When we met up in London a few months later, Louisa and I decided to skip the second part of Linklater’s beautiful triptych and fast-track our relationship straight to the third, Before Midnight, which takes place 18 years after the protagonists’ first meet in Vienna, and have begun to discover that they hate each others’ guts.

Which is one of the many hazards of the swiping life: unlike with older, web-based platforms such as Match.com or OkCupid, which require a substantial written profile, Tinder users know relatively little about their prospective mates. All that’s necessary is a Facebook account and a single photograph. University, occupation, a short bio and mutual Facebook “likes” are optional (my bio is made up entirely of emojis: the pizza slice, the dancing lady, the stack of books).

Worse still, you will see people you know on Tinder – that includes colleagues, neighbours and exes – and they will see you.

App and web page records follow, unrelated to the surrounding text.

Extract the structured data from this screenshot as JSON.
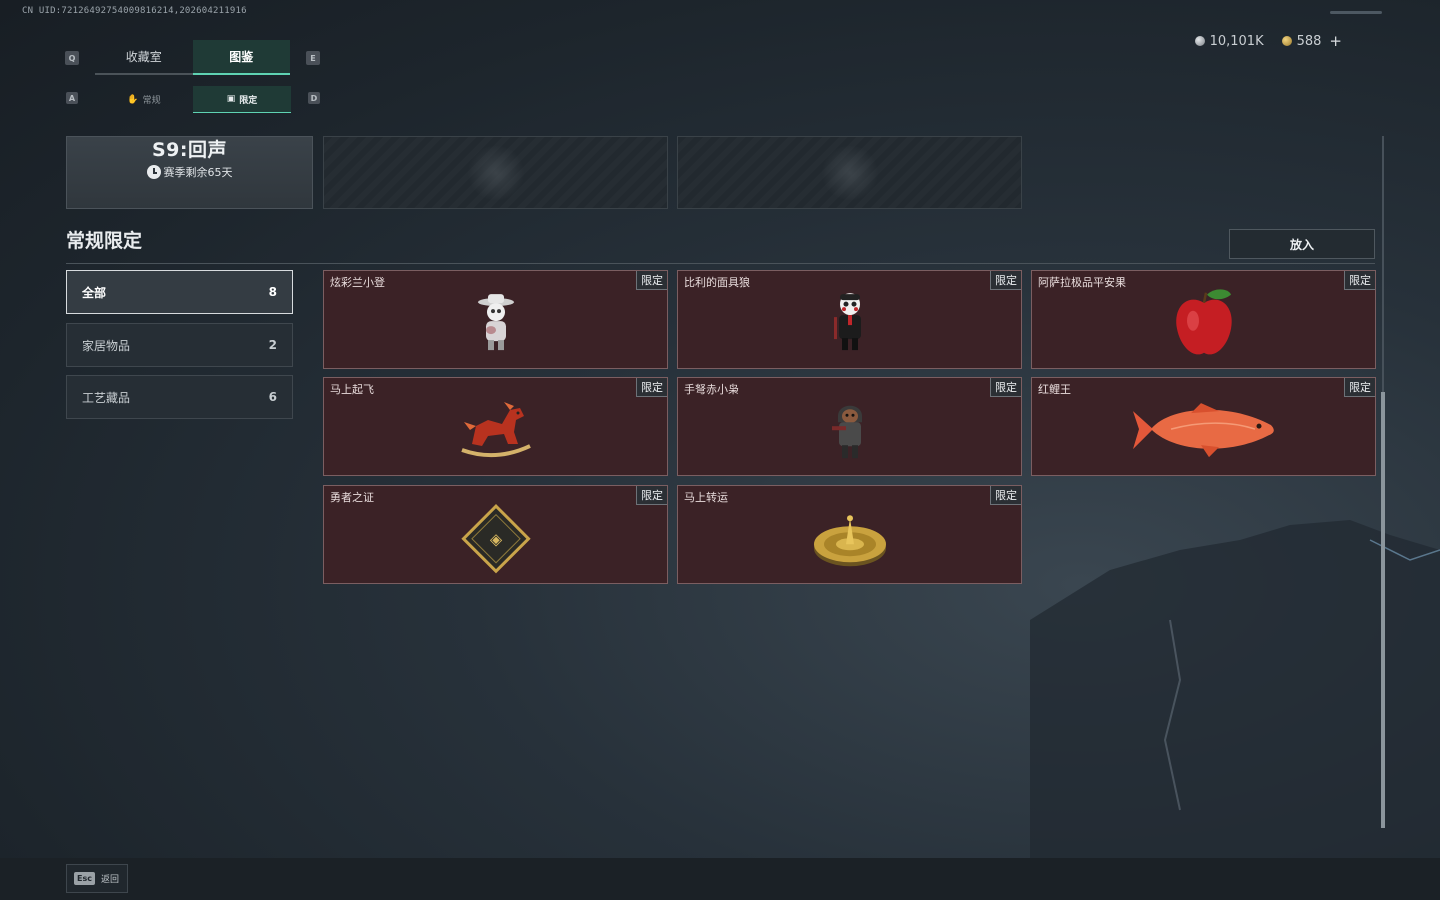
{
  "header": {
    "uid_text": "CN UID:72126492754009816214,202604211916",
    "currency": [
      {
        "icon": "silver-coin-icon",
        "value": "10,101K"
      },
      {
        "icon": "gold-coin-icon",
        "value": "588"
      }
    ],
    "plus_label": "+"
  },
  "keys": {
    "prev_tab": "Q",
    "next_tab": "E",
    "prev_sub": "A",
    "next_sub": "D"
  },
  "tabs": [
    {
      "label": "收藏室",
      "active": false
    },
    {
      "label": "图鉴",
      "active": true
    }
  ],
  "subtabs": [
    {
      "label": "常规",
      "icon": "hand-icon",
      "active": false
    },
    {
      "label": "限定",
      "icon": "frame-icon",
      "active": true
    }
  ],
  "season": {
    "title": "S9:回声",
    "remaining": "赛季剩余65天"
  },
  "section": {
    "title": "常规限定",
    "place_button": "放入"
  },
  "categories": [
    {
      "label": "全部",
      "count": "8",
      "active": true
    },
    {
      "label": "家居物品",
      "count": "2",
      "active": false
    },
    {
      "label": "工艺藏品",
      "count": "6",
      "active": false
    }
  ],
  "items": [
    {
      "name": "炫彩兰小登",
      "tag": "限定",
      "icon": "skeleton-figure-icon"
    },
    {
      "name": "比利的面具狼",
      "tag": "限定",
      "icon": "masked-puppet-icon"
    },
    {
      "name": "阿萨拉极品平安果",
      "tag": "限定",
      "icon": "apple-icon"
    },
    {
      "name": "马上起飞",
      "tag": "限定",
      "icon": "rocking-horse-icon"
    },
    {
      "name": "手弩赤小枭",
      "tag": "限定",
      "icon": "hooded-figure-icon"
    },
    {
      "name": "红鲤王",
      "tag": "限定",
      "icon": "carp-fish-icon"
    },
    {
      "name": "勇者之证",
      "tag": "限定",
      "icon": "card-badge-icon"
    },
    {
      "name": "马上转运",
      "tag": "限定",
      "icon": "golden-compass-icon"
    }
  ],
  "footer": {
    "esc_key": "Esc",
    "back_label": "返回"
  },
  "colors": {
    "accent": "#5fd3b3",
    "card_bg": "#3b2226",
    "card_border": "#7b5e61"
  }
}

Far more people swipe out of boredom or curiosity than are ever likely to want to meet up, in part because swiping is so brain-corrosively addictive.

While the company is cagey about its user data, we know that Tinder has been downloaded over 100 million times and has produced upwards of 11 billion matches – though the number of people who have made contact will be far lower. It may sound like a lot but the Tinder user-base remains stuck at around the 50 million mark: a self-selecting coterie of mainly urban, reasonably affluent, generally white men and women, mostly aged between 18 and 34.

A new generation of apps – such as Hey! Vina and Skout – is seeking to capitalise on Tinder’s reputation as a portal for sleaze, a charge Sean Rad was keen to deny at the London event. Tinder is working on a new iteration, Tinder Social, for groups of friends who want to hang out with other groups on a night out, rather than dating. This makes sense for a relatively fresh business determined to keep on growing: more people are in relationships than out of them, after all.

After two years of using Tinder, off and on, last weekend I deleted the app. I had been visiting a friend in Sweden, and took it pretty badly when a Tinder date invited me to a terrible nightclub, only to take a few looks at me and bolt without even bothering to fabricate an excuse. But on the plane back to London the next day, a strange thing happened. Before takeoff, the woman sitting beside me started crying. I assumed something bad had happened but she explained that she was terrified of flying. Almost as terrified, it turned out, as I am. We wound up holding hands through a horrific patch of mid-air turbulence, exchanged anecdotes to distract ourselves and even, when we were safely in sight of the ground, a kiss.

She’s in my phone, but as a contact on Facebook rather than an avatar on a dating app. I’ll probably never see her again but who knows. People connect in strange new ways all the time. The lines between sex, love and friendship are blurrier than ever, but you can be sure that if you look closely at the lines, you’ll almost certainly notice the pixels.

Philip Maughan is Assistant Editor at the New Statesman.

This article first appeared in the 26 May 2016 issue of the New Statesman, The Brexit odd squad